The pandemic and the art of being a museum
“The coronavirus crisis has in all respects sped up some changes we were undergoing and has brought problems that already existed into the spotlight. After their abrupt closure, the cultural institutions began asking themselves: What exactly is our role? Do we have one or not? As they have all, to different extents, reinvented themselves and found other ways to promote their own culture, especially the museums, I think they responded well”.
The negative dynamic of the pandemic has therefore had at least some positive effects: we rediscovered the role of culture in our lives and institutions were pushed to put themselves in the game, explains the director of the Museum of Modern Art of Tel Aviv Tania Coen-Uzzielli to Pagine Ebraiche.
“This change will affect us permanently, even when we return to being a normal cultural institution, one that opens the doors, and highlights art in the traditional way. At the same time, we will continue, I believe, to use different platforms as well as different ways of thinking to reach a wider audience. This means we will try to be an institution that is less tied to a specific sector.

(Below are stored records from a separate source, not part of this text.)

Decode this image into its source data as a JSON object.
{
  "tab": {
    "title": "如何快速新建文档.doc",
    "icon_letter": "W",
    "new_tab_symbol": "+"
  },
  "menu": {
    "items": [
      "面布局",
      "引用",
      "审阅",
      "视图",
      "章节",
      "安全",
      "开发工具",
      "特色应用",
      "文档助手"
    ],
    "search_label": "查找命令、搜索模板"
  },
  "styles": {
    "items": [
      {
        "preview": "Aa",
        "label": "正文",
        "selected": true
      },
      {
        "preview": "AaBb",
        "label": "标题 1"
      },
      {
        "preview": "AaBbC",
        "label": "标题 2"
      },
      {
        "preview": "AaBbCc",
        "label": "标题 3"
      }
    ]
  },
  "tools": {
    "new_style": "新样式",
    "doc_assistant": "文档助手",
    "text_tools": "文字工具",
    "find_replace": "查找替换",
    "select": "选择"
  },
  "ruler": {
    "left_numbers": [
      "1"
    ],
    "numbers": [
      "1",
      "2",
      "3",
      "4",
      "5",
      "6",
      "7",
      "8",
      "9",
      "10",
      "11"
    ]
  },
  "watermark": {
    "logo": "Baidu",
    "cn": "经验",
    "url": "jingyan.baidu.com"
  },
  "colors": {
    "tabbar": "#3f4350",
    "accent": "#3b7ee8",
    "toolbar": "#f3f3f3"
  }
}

As the director of the Museum since 2018, Coen-Uzzielli has been awarded Knight of the Order of the Star of Italy in recent weeks, a prestigious recognition from the Quirinal Palace. “I am very happy about this honorary award. I believe it represents my efforts to serve as a bridge between the Italian culture and the Israeli reality properly”.
During the lockdown, the first step was to put everything online and offer different proposals for each age group on various platforms, be it our website or social networks”. “Each channel has its own target. We have thus built in-depth courses for adults, interactive games with artworks for younger people and out-and-out educational programmes for children”. However, a museum is above all a physical structure. “We wanted to maintain physical contact with the public, to get them to meet the real art. Since the institution was closed, we launched a pioneering project: we entered the city of Tel Aviv, took permission and projected video artworks of Israeli artists on the facades of the buildings. We arrived there with a car and some projectors, sending out a message: “since you can’t go to the museum, the museum has come to you”. A symbolic act, highlighted Coen-Uzzielli, but aimed at reminding “that looking at art together, even if socially distanced, is part of the experience”.
Another element the director highlighted as important is the mobilization of the museum to support artists. “We created a network and encouraged the donations and acquisitions of Israeli art so that artists, who maybe had had the exhibitions cancelled, could have some form of support”. Since Israel reopened, the public’s response has been that of great participation.
“We are happy to have our museum full at all times. We have built a bond with the local community, we have enlarged and strengthened it and it is a heritage for the future. Now, we invite everyone to come and see us and of course the other museums, as well”.
Translated by Oyebuchi Lucia Leonard and revised by Gianluca Pace, students at Trieste University and the Advanced School for Interpreters and Translators of Trieste University, interns at the newspaper office of the Union of the Italian Jewish Communities.